Also, it’s nice that Old Tenant wants to offer you money for your troubles, but that doesn’t mean that Landlord, who is the real source of the headache here for not doing things properly, shouldn’t also be offering you a settlement for breaking your lease. He should return your money and cover your expenses (if you have any, like for storage or hotel rooms) while you find a new place. The cost of doing business for Landlord includes the cost of screwing up because he hasn’t managed his business properly.

I think there’s good advice on this thread. Whatever you could in principle do in a legal fight, really the only thing you want to achieve is to get out of this situation cleanly and move on.

I think you really don’t want to get sucked into dealing with the current tenant directly in any way. It has nothing to do with you that the landlord is choosing to try to evict, and frankly I think it’s inappropriate that they called you. Your contract is with the landlord, not the current tenant, and it’s entire his responsibility to resolve matters with you, separately from what he might choose to do with the current tenants. Don’t get dragged into some even more complicated situation where the landlord is trying to solve both his problems by having you negotiate with the current tenant.

You must insist on get an immediate agreement from the landlord, in writing, that your lease is void, along with a refund of your deposit. If that isn’t happening immediately then I’d tell the landlord that you’re calling an attorney. If he’s still not forthcoming I think you must actually call an attorney, since you need to find another place and sign another lease.
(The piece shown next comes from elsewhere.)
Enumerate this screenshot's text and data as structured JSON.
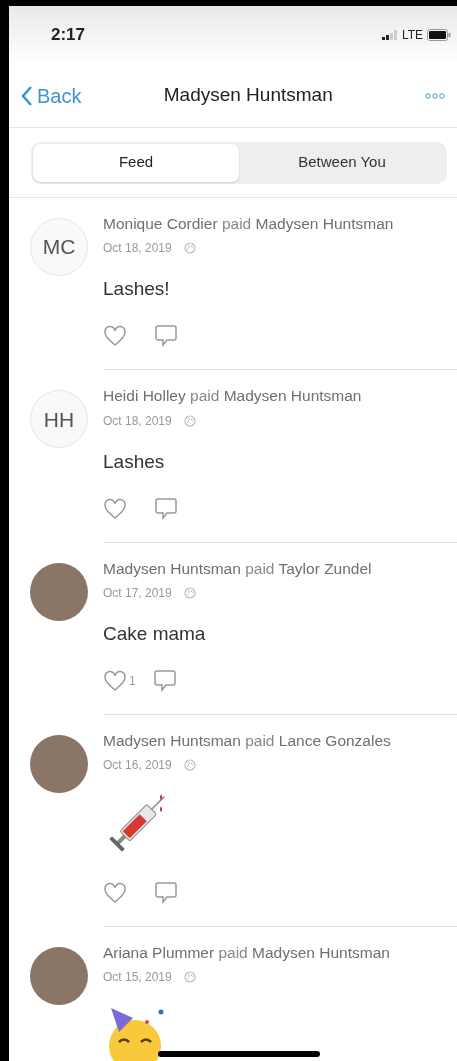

I think Riemann is right OP. You seem like a nice person, or at least not an eccesively cutthroat person judging by your behavior in this situation. Most of the time I would think that’s the right way to be and the right approach; but in my experience these particular situations seem to bring out the sliminess even in otherwise good people (even more than other situations involving money in my experience). It’s not to your advantage to take anything other than a calculated and unemotional but professional approach to the situation if your are serious about being made whole again.